==== Supplied material

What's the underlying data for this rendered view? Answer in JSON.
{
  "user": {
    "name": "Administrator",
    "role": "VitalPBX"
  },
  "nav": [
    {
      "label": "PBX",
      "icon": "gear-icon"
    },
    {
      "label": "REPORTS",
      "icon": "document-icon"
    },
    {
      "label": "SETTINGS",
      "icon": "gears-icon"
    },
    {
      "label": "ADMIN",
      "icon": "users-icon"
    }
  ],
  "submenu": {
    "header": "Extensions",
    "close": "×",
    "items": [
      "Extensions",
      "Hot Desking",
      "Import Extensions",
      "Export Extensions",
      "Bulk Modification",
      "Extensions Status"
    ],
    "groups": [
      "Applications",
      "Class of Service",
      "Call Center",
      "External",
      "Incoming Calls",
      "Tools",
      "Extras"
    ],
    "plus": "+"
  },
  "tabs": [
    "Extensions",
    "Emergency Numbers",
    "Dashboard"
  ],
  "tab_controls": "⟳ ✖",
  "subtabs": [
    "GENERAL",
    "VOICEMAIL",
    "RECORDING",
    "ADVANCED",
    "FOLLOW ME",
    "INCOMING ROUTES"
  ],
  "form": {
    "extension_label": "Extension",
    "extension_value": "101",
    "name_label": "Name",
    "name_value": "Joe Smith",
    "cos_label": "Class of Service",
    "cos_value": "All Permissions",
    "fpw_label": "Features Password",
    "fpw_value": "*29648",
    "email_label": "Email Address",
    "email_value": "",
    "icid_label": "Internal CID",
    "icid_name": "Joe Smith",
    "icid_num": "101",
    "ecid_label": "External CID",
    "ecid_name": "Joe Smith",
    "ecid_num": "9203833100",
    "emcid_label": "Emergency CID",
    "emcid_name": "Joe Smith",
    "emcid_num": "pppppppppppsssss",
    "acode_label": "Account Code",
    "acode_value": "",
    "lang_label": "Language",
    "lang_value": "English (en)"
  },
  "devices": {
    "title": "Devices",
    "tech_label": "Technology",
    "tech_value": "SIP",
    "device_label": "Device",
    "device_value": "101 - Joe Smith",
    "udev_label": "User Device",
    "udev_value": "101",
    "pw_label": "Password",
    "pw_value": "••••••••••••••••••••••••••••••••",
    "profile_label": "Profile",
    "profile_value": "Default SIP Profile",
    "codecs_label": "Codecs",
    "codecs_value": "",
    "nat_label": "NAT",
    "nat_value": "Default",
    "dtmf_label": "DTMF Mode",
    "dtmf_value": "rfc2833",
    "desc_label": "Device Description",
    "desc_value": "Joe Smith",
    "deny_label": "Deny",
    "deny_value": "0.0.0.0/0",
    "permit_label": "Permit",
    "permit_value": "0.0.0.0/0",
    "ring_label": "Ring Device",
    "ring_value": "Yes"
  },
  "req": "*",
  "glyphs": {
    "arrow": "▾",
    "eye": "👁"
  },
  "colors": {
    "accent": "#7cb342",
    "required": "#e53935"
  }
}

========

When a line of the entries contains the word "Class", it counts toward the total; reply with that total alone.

2